"We are outraged at the latest attempt to once again deny full religious rights to our segment of world Jewry, an act that denies the pluralistic nature of Judaism and betrays the inclusive vision of Zionism," said a statement given to the consulate.

Rabbi Joel Meyers, executive vice president of the Rabbinical Assembly of America, attended the Netanyahu meeting and said such anger was conveyed to him.

Meyers has been named one of the members of the team enlisted by Netanyahu to explore possible compromises.

"This is a difficult and delicate moment and we've all agreed to try very hard to find creative solutions," said Meyers.

The Knesset action last week prompted the Conservative and Reform movements to issue an unusually strong joint statement urging 1,800 congregations across North America to boycott Knesset members who support the bill in its final vote.

"We ask our synagogues to refrain from extending invitations to them to appear as speakers or lecturers, or as guests of honor in our institutions," the statement said.

"Furthermore, we ask our congregational leaders to refrain from supporting any communal activity to which such Knesset members have been invited."

The statement also urged members "to encourage their federations to provide increased support to Conservative and Reform programs in Israel."

It urged the Jewish Agency for Israel, the primary Israeli recipient of United Jewish Appeal and federation funds, to shift more money to such programs.
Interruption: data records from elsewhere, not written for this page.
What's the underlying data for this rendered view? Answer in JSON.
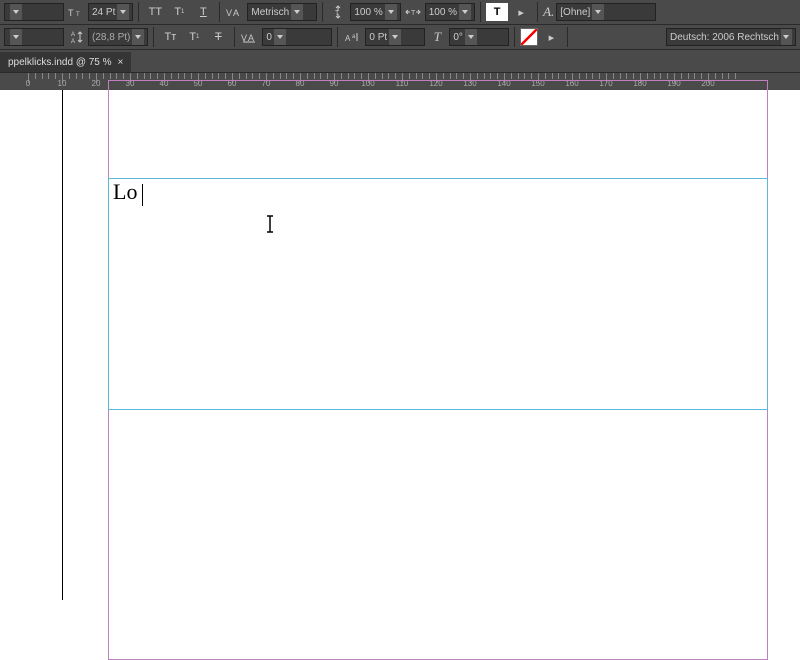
{
  "toolbar": {
    "row1": {
      "fontSize": "24 Pt",
      "kerning": "Metrisch",
      "vscale": "100 %",
      "hscale": "100 %",
      "charStyle": "[Ohne]"
    },
    "row2": {
      "leading": "(28,8 Pt)",
      "tracking": "0",
      "baseline": "0 Pt",
      "skew": "0°",
      "language": "Deutsch: 2006 Rechtsch..."
    }
  },
  "tab": {
    "title": "ppelklicks.indd @ 75 %"
  },
  "ruler": {
    "marks": [
      0,
      10,
      20,
      30,
      40,
      50,
      60,
      70,
      80,
      90,
      100,
      110,
      120,
      130,
      140,
      150,
      160,
      170,
      180,
      190,
      200
    ]
  },
  "document": {
    "text": "Lo"
  }
}
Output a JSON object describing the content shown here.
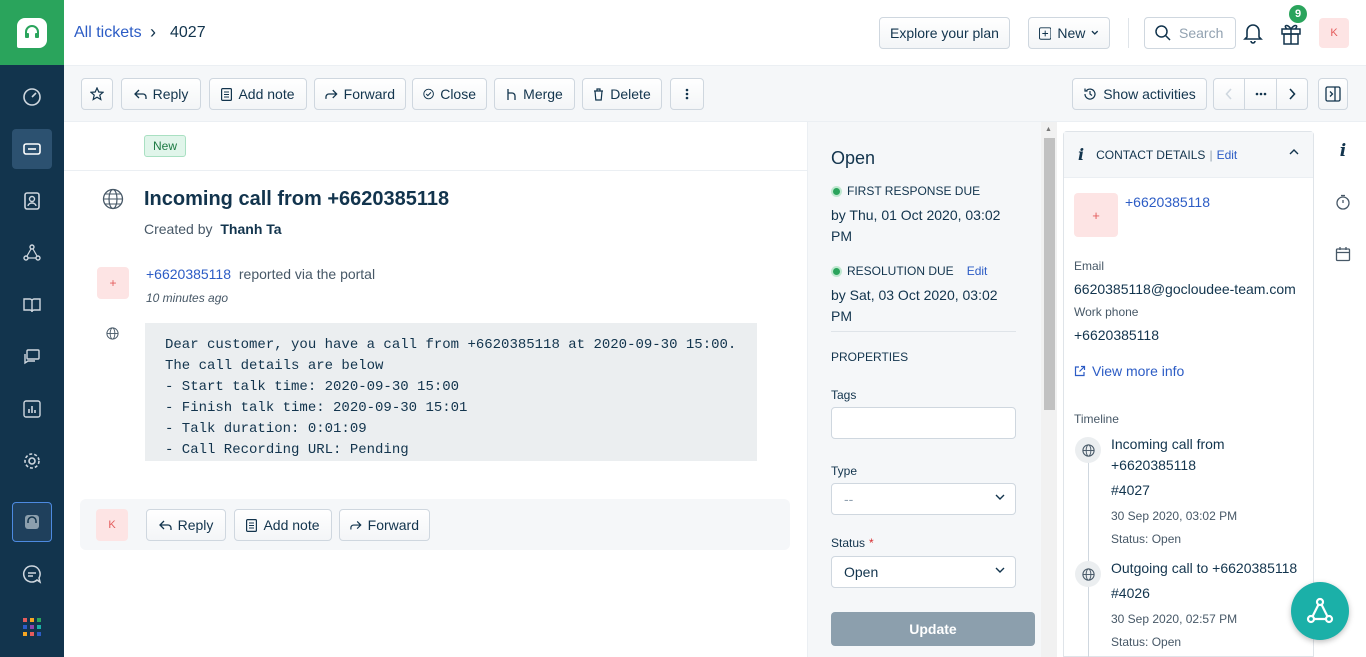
{
  "header": {
    "breadcrumb_link": "All tickets",
    "ticket_id": "4027",
    "explore_plan": "Explore your plan",
    "new_button": "New",
    "search_placeholder": "Search",
    "gift_badge": "9",
    "avatar_initial": "K"
  },
  "toolbar": {
    "reply": "Reply",
    "add_note": "Add note",
    "forward": "Forward",
    "close": "Close",
    "merge": "Merge",
    "delete": "Delete",
    "show_activities": "Show activities"
  },
  "ticket": {
    "status_badge": "New",
    "title": "Incoming call from +6620385118",
    "created_by_label": "Created by",
    "created_by_name": "Thanh Ta",
    "requester_initial": "+",
    "requester": "+6620385118",
    "reported_via": "reported via the portal",
    "time_ago": "10 minutes ago",
    "message": "Dear customer, you have a call from +6620385118 at 2020-09-30 15:00. The call details are below\n- Start talk time: 2020-09-30 15:00\n- Finish talk time: 2020-09-30 15:01\n- Talk duration: 0:01:09\n- Call Recording URL: Pending"
  },
  "reply_bar": {
    "avatar_initial": "K",
    "reply": "Reply",
    "add_note": "Add note",
    "forward": "Forward"
  },
  "properties": {
    "status_title": "Open",
    "first_response_label": "FIRST RESPONSE DUE",
    "first_response_value": "by Thu, 01 Oct 2020, 03:02 PM",
    "resolution_label": "RESOLUTION DUE",
    "resolution_edit": "Edit",
    "resolution_value": "by Sat, 03 Oct 2020, 03:02 PM",
    "section_title": "PROPERTIES",
    "tags_label": "Tags",
    "type_label": "Type",
    "type_value": "--",
    "status_label": "Status",
    "status_required": "*",
    "status_value": "Open",
    "update_button": "Update"
  },
  "contact": {
    "header": "CONTACT DETAILS",
    "header_sep": "|",
    "edit": "Edit",
    "avatar_initial": "+",
    "phone_link": "+6620385118",
    "email_label": "Email",
    "email_value": "6620385118@gocloudee-team.com",
    "work_phone_label": "Work phone",
    "work_phone_value": "+6620385118",
    "view_more": "View more info",
    "timeline_label": "Timeline",
    "timeline": [
      {
        "title": "Incoming call from +6620385118",
        "id": "#4027",
        "date": "30 Sep 2020, 03:02 PM",
        "status": "Status: Open"
      },
      {
        "title": "Outgoing call to +6620385118",
        "id": "#4026",
        "date": "30 Sep 2020, 02:57 PM",
        "status": "Status: Open"
      }
    ]
  },
  "colors": {
    "sidebar_bg": "#12344d",
    "brand_green": "#2aa45c",
    "link_blue": "#2c5cc5",
    "fab_teal": "#1bb0a8"
  }
}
The agency gives about $1 million annually to each of the three major movements.

Jewish Agency Chairman Avraham Burg blasted the conversion legislation at the Reform meeting in Washington and the Boston meeting of Conservative Jews.

"The law is a danger to the future of the unity of the Jewish people," he said.

Philip Meltzer, the president of the Association of Reform Zionists of America, challenged the federation world to "redress the imbalance" of funds to the three movements.

"Obscene amounts of funding are funneled through the government of Israel to Orthodox and ultra-Orthodox institutions, while virtually no funding is received from the government for Reform and Conservative institutions," he said.

The U.S. fund-raising establishment has also protested last week's Knesset vote and has implied that it will consider increasing allocations to the religious streams in Israel.

Reform and Conservative conversions have been performed in Israel for years but without legal sanction. The Knesset initiative responded to a 1995 Supreme Court ruling that no law existed to justify the status quo.

Orthodox Jewry is largely united behind the legislation. But liberal Jewish leaders warn Israeli officials that they view the legislation as a slap at their legitimacy that could affect fund-raising.

Netanyahu has said Israeli politics give him little choice, and pledged to protect the "status quo" that still considers Reform and Conservative conversions abroad to be legal. The pending legislation would not affect such conversions.

Netanyahu told Jewish journalists in Israel that the imbroglio was spurred by a "misrepresentation" of the facts by leaders of the liberal Jewish movements in Israel.

In Washington, he again blamed these movements in Israel for sparking the debate by taking their case to the Supreme Court.